Theoretically, activating a Republic GSM SIM (because it simultaneously deactivates the CDMA SIM) might indeed work. While a potentially useful workaround, I don’t see it becoming an officially sanctioned means of resolving this.


Thank you, from what I read online it appears my new Moto g5 plus already has a gsm card. I argued with Sprint and told them I wanted the issue escalated. They created a ticket to have someone do something. They said call back in 3 days so I will try again on Monday. I have an old Moto x gen 2 and Moto E. I could try to stick those cards in it but I feel its more like what rolandh said. I need Sprint to release something.

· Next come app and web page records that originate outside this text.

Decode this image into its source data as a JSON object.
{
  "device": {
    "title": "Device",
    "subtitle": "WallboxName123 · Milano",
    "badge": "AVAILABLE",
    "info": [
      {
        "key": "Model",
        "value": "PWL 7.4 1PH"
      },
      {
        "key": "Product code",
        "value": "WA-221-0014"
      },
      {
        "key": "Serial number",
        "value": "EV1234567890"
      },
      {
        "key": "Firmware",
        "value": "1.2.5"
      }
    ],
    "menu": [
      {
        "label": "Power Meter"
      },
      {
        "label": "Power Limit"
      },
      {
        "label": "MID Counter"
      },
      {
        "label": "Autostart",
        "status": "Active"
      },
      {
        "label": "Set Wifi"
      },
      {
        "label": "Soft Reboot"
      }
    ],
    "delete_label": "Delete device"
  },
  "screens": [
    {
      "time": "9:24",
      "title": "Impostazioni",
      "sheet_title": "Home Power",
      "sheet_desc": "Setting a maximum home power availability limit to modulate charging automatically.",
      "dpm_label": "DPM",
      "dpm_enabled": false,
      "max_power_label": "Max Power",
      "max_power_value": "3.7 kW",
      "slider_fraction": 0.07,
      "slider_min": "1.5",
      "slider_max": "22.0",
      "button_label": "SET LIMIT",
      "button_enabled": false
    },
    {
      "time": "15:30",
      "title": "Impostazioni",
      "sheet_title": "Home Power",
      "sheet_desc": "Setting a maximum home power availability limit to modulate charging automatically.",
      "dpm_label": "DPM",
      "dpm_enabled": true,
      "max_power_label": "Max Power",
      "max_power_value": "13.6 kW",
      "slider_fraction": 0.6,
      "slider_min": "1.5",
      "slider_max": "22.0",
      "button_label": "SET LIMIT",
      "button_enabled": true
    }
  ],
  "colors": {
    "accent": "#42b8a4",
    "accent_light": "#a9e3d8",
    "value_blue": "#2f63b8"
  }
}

If your Republic SIM is GSM, then the scenario I outlined is not the issue. Sounds like you’ve researched it but just in case; it’s easy enough to determine. If the public part of the word Republic is green, it’s GSM. Otherwise, it’s CDMA. If, indeed, it’s GSM, I’d have to say the issue is with Sprint not Republic.

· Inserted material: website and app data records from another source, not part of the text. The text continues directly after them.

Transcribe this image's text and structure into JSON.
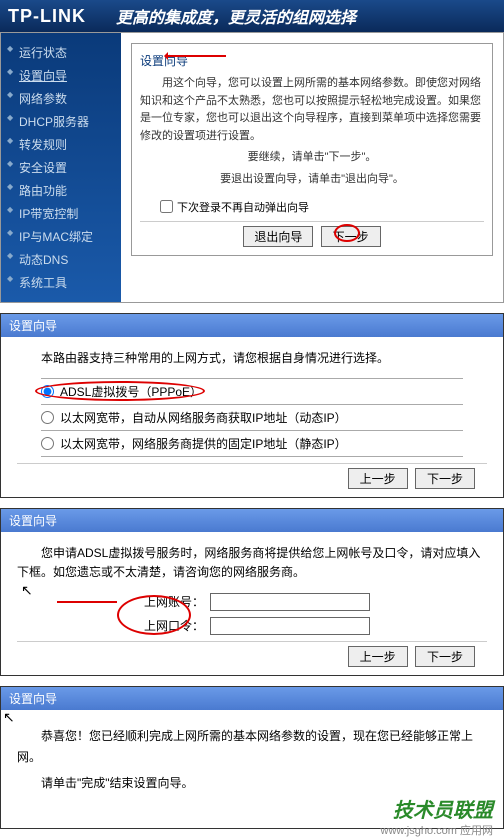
{
  "header": {
    "logo": "TP-LINK",
    "slogan": "更高的集成度，更灵活的组网选择"
  },
  "sidebar": {
    "items": [
      {
        "label": "运行状态"
      },
      {
        "label": "设置向导"
      },
      {
        "label": "网络参数"
      },
      {
        "label": "DHCP服务器"
      },
      {
        "label": "转发规则"
      },
      {
        "label": "安全设置"
      },
      {
        "label": "路由功能"
      },
      {
        "label": "IP带宽控制"
      },
      {
        "label": "IP与MAC绑定"
      },
      {
        "label": "动态DNS"
      },
      {
        "label": "系统工具"
      }
    ]
  },
  "wizard1": {
    "title": "设置向导",
    "text": "用这个向导，您可以设置上网所需的基本网络参数。即使您对网络知识和这个产品不太熟悉，您也可以按照提示轻松地完成设置。如果您是一位专家，您也可以退出这个向导程序，直接到菜单项中选择您需要修改的设置项进行设置。",
    "continue_text": "要继续，请单击\"下一步\"。",
    "exit_text": "要退出设置向导，请单击\"退出向导\"。",
    "checkbox_label": "下次登录不再自动弹出向导",
    "exit_btn": "退出向导",
    "next_btn": "下一步"
  },
  "wizard2": {
    "header": "设置向导",
    "intro": "本路由器支持三种常用的上网方式，请您根据自身情况进行选择。",
    "options": [
      {
        "label": "ADSL虚拟拨号（PPPoE）"
      },
      {
        "label": "以太网宽带，自动从网络服务商获取IP地址（动态IP）"
      },
      {
        "label": "以太网宽带，网络服务商提供的固定IP地址（静态IP）"
      }
    ],
    "prev_btn": "上一步",
    "next_btn": "下一步"
  },
  "wizard3": {
    "header": "设置向导",
    "intro": "您申请ADSL虚拟拨号服务时，网络服务商将提供给您上网帐号及口令，请对应填入下框。如您遗忘或不太清楚，请咨询您的网络服务商。",
    "account_label": "上网账号：",
    "password_label": "上网口令：",
    "account_value": "",
    "password_value": "",
    "prev_btn": "上一步",
    "next_btn": "下一步"
  },
  "wizard4": {
    "header": "设置向导",
    "text1": "恭喜您！您已经顺利完成上网所需的基本网络参数的设置，现在您已经能够正常上网。",
    "text2": "请单击\"完成\"结束设置向导。"
  },
  "watermark": {
    "text": "技术员联盟",
    "url": "www.jsgho.com",
    "small": "应用网"
  }
}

Historically, Sprint hasn’t been good at activating unlocked devices not on its network. Recently, they’re getting better, however, they have a ways to go before matching GSM carriers or Verizon (which like Sprint is also CDMA).

The SIMs from your Moto E and Moto X2 are unlikely to help. In fact, if that Moto E is a 1st Generation model, it doesn’t have a SIM. While the X2 does, it’s married to that specific phone and won’t work in any other phone.


Well I was wrong. They are CDMA cards and I have been round and round with sprint. They can’t activate because it appears the IMEI numbers is already registered with Sprint. They can’t get me to tech support because I don’t have a number registered with my new sprint account. I have been transferred in circles 3 times. We can’t figure out if the chicken or the egg came first. I am not giving up yet but they are beating me down. Will update when I have more. Thank you for your help.


Would I need to raise a ticket with Republic Wireless to release my phones IMEI ? I assume they are a Sprint MVNO and I am trying to go to sprint proper.


Have you tried carrier wiping the phone (dial ##72786#)?


Hi @jonb.oci92y -

If your phone with Republic is setup on Sprint, you will need to do 1 of 2 things to deactivate it from Sprint’s system:

  1. Deactivate your phone from your Republic account by activating a different phone, or
  2. Move your current phone to our GSM service

Once it is no longer active on Sprint in our system, you’ll be able to activate it on Sprint retail service.


I have a moto x gen 2 and a moto g3 but I think they are both CDMA so I assume they won’t work. Can u send me a GSM Sim for the Moto g5 plus so I can activate it. Can I use the same Sim on both phones?


I’ll send you a direct message @jonb.oci92y :slight_smile:


Looks like it’s now one of two official fixes.



That was it. installed the GSM cards and activated. Then I was able to move it to sprint. Thank you everyone.


The fine print also says the “free year” starts after 2 months of regular service. Looks like at $60/month. plus $32.** fee. Your would have $132 plus whatever else before the “free year”. I called and they were deceptive about how long the contract was (by deceptive I mean didn’t answer at all)… I for one don’t like deceptive… been here since beta, happy, and I will be staying…


Never paid anything beyond the initial $15 for the SIM card and monthly taxes for the first 2 months of service. However, after that, Sprint tacked on a $2.00 monthly admin fee. My total bill now is less than $6.00/mo.

Pros with Sprint: the “free” service & you get free data and text +$0.20/min calling in most international locations.

Cons with Sprint: no WiFi calling or LTE Calling Plus (for HD VoIP phone calls and simultaneous data/phone usage). Your phone calls and texts go over their 1xRTT system, which sounds a bit better than the other carriers’ 1xRTT,but certainly not the quality as RW’s WiFi Calling or other carriers’ LTE calling systems.